▸ Work task
Reproduce the data exactly as given, except for any images.

§ §

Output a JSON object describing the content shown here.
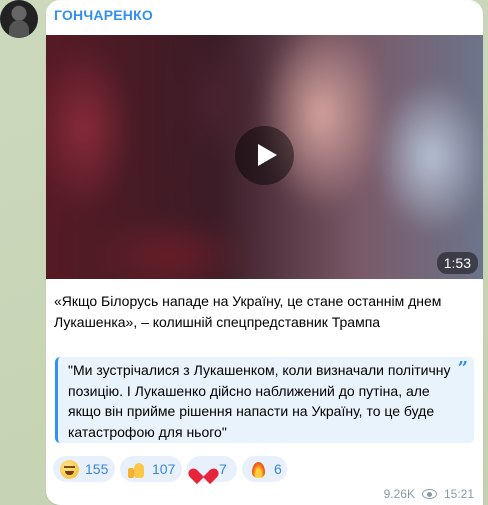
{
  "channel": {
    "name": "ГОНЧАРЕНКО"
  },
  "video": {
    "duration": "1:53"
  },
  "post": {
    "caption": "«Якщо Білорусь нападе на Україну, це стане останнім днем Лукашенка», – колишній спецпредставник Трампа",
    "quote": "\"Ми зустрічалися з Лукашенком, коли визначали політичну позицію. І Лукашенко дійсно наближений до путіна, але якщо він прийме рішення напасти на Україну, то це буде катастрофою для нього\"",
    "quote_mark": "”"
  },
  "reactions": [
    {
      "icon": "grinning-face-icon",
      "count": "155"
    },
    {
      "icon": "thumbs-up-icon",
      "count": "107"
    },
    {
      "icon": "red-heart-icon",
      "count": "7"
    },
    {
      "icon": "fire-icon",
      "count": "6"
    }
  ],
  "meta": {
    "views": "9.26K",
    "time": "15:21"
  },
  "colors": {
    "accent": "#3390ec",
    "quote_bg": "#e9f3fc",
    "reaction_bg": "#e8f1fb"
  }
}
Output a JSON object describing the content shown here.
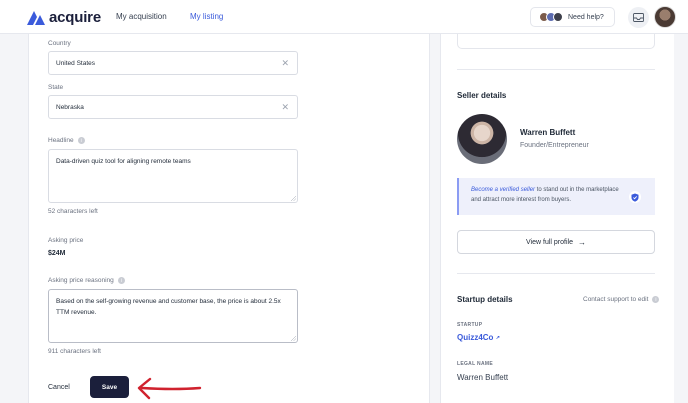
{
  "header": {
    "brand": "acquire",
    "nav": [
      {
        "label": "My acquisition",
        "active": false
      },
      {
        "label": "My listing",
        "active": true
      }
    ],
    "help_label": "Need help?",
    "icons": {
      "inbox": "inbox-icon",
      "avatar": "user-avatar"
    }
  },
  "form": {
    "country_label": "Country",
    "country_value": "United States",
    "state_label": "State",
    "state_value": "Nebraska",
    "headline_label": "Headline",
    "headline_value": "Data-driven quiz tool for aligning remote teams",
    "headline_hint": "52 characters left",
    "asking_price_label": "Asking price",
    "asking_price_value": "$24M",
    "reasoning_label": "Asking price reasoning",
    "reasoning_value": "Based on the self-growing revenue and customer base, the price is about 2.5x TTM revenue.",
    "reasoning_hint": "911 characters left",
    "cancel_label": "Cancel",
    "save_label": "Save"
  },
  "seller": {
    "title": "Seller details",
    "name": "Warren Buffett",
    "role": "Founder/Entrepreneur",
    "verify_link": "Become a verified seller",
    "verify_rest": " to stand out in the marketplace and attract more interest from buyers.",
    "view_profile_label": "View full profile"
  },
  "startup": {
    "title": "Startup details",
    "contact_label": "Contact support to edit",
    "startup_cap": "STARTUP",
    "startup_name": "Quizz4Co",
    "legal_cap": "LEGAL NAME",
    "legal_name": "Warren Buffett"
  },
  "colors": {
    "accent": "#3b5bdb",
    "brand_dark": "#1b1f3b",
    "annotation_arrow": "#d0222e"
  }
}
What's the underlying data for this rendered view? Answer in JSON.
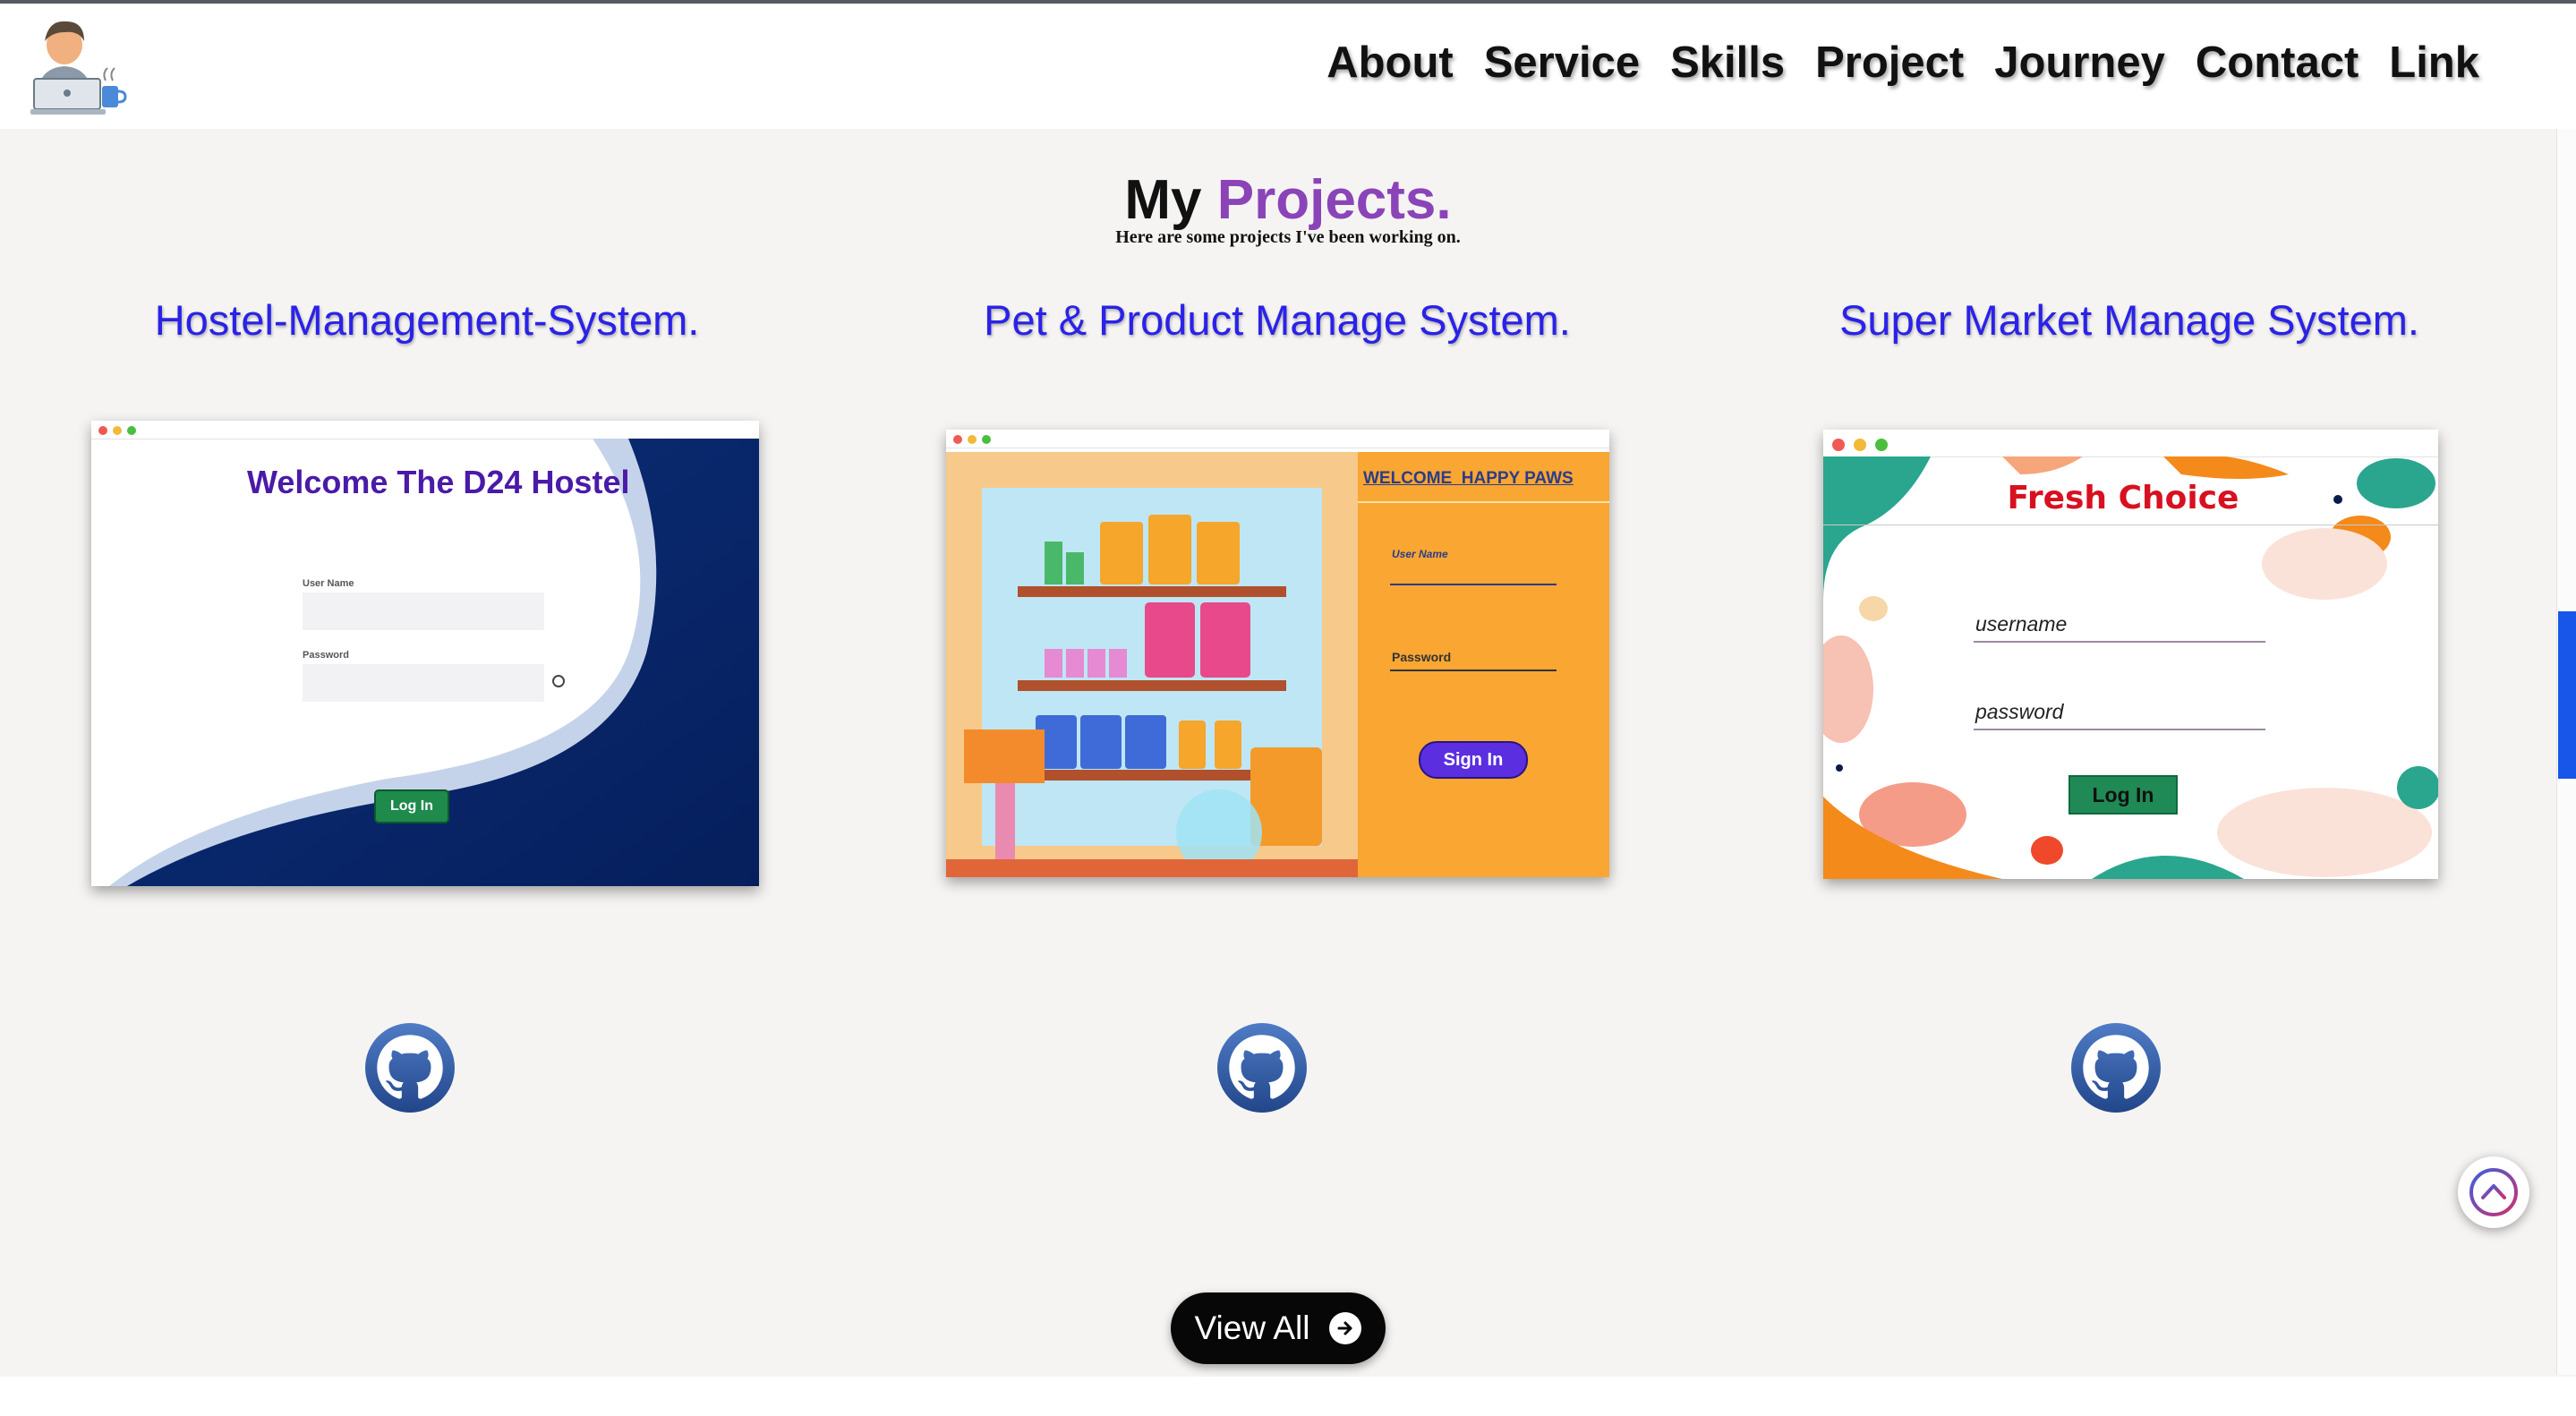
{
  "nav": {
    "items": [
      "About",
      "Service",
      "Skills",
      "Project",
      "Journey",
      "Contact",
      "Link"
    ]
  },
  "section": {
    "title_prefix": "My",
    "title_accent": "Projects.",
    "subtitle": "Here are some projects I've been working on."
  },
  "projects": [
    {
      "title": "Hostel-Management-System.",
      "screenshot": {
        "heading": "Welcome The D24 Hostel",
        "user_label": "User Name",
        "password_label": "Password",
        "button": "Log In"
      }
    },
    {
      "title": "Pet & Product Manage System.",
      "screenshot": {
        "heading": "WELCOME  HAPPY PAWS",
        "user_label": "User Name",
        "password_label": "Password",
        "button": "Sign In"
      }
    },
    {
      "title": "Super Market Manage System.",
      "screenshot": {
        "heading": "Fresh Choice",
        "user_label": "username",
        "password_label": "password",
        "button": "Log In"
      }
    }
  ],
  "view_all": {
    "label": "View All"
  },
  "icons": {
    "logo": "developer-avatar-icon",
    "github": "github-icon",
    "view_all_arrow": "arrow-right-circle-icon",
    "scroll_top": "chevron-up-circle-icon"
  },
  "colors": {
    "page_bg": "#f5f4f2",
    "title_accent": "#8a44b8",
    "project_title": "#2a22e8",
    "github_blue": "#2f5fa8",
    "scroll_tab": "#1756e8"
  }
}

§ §

▸ Answer to this task
Output a JSON object describing the content shown here.
{
  "channel": {
    "name": "ГОНЧАРЕНКО"
  },
  "video": {
    "duration": "1:53"
  },
  "post": {
    "caption": "«Якщо Білорусь нападе на Україну, це стане останнім днем Лукашенка», – колишній спецпредставник Трампа",
    "quote": "\"Ми зустрічалися з Лукашенком, коли визначали політичну позицію. І Лукашенко дійсно наближений до путіна, але якщо він прийме рішення напасти на Україну, то це буде катастрофою для нього\"",
    "quote_mark": "”"
  },
  "reactions": [
    {
      "icon": "grinning-face-icon",
      "count": "155"
    },
    {
      "icon": "thumbs-up-icon",
      "count": "107"
    },
    {
      "icon": "red-heart-icon",
      "count": "7"
    },
    {
      "icon": "fire-icon",
      "count": "6"
    }
  ],
  "meta": {
    "views": "9.26K",
    "time": "15:21"
  },
  "colors": {
    "accent": "#3390ec",
    "quote_bg": "#e9f3fc",
    "reaction_bg": "#e8f1fb"
  }
}
Output a JSON object describing the content shown here.
{
  "header": {
    "brand": "acquire",
    "nav": [
      {
        "label": "My acquisition",
        "active": false
      },
      {
        "label": "My listing",
        "active": true
      }
    ],
    "help_label": "Need help?",
    "icons": {
      "inbox": "inbox-icon",
      "avatar": "user-avatar"
    }
  },
  "form": {
    "country_label": "Country",
    "country_value": "United States",
    "state_label": "State",
    "state_value": "Nebraska",
    "headline_label": "Headline",
    "headline_value": "Data-driven quiz tool for aligning remote teams",
    "headline_hint": "52 characters left",
    "asking_price_label": "Asking price",
    "asking_price_value": "$24M",
    "reasoning_label": "Asking price reasoning",
    "reasoning_value": "Based on the self-growing revenue and customer base, the price is about 2.5x TTM revenue.",
    "reasoning_hint": "911 characters left",
    "cancel_label": "Cancel",
    "save_label": "Save"
  },
  "seller": {
    "title": "Seller details",
    "name": "Warren Buffett",
    "role": "Founder/Entrepreneur",
    "verify_link": "Become a verified seller",
    "verify_rest": " to stand out in the marketplace and attract more interest from buyers.",
    "view_profile_label": "View full profile"
  },
  "startup": {
    "title": "Startup details",
    "contact_label": "Contact support to edit",
    "startup_cap": "STARTUP",
    "startup_name": "Quizz4Co",
    "legal_cap": "LEGAL NAME",
    "legal_name": "Warren Buffett"
  },
  "colors": {
    "accent": "#3b5bdb",
    "brand_dark": "#1b1f3b",
    "annotation_arrow": "#d0222e"
  }
}
What's the underlying data for this rendered view? Answer in JSON.
{
  "nav": {
    "items": [
      "About",
      "Service",
      "Skills",
      "Project",
      "Journey",
      "Contact",
      "Link"
    ]
  },
  "section": {
    "title_prefix": "My",
    "title_accent": "Projects.",
    "subtitle": "Here are some projects I've been working on."
  },
  "projects": [
    {
      "title": "Hostel-Management-System.",
      "screenshot": {
        "heading": "Welcome The D24 Hostel",
        "user_label": "User Name",
        "password_label": "Password",
        "button": "Log In"
      }
    },
    {
      "title": "Pet & Product Manage System.",
      "screenshot": {
        "heading": "WELCOME  HAPPY PAWS",
        "user_label": "User Name",
        "password_label": "Password",
        "button": "Sign In"
      }
    },
    {
      "title": "Super Market Manage System.",
      "screenshot": {
        "heading": "Fresh Choice",
        "user_label": "username",
        "password_label": "password",
        "button": "Log In"
      }
    }
  ],
  "view_all": {
    "label": "View All"
  },
  "icons": {
    "logo": "developer-avatar-icon",
    "github": "github-icon",
    "view_all_arrow": "arrow-right-circle-icon",
    "scroll_top": "chevron-up-circle-icon"
  },
  "colors": {
    "page_bg": "#f5f4f2",
    "title_accent": "#8a44b8",
    "project_title": "#2a22e8",
    "github_blue": "#2f5fa8",
    "scroll_tab": "#1756e8"
  }
}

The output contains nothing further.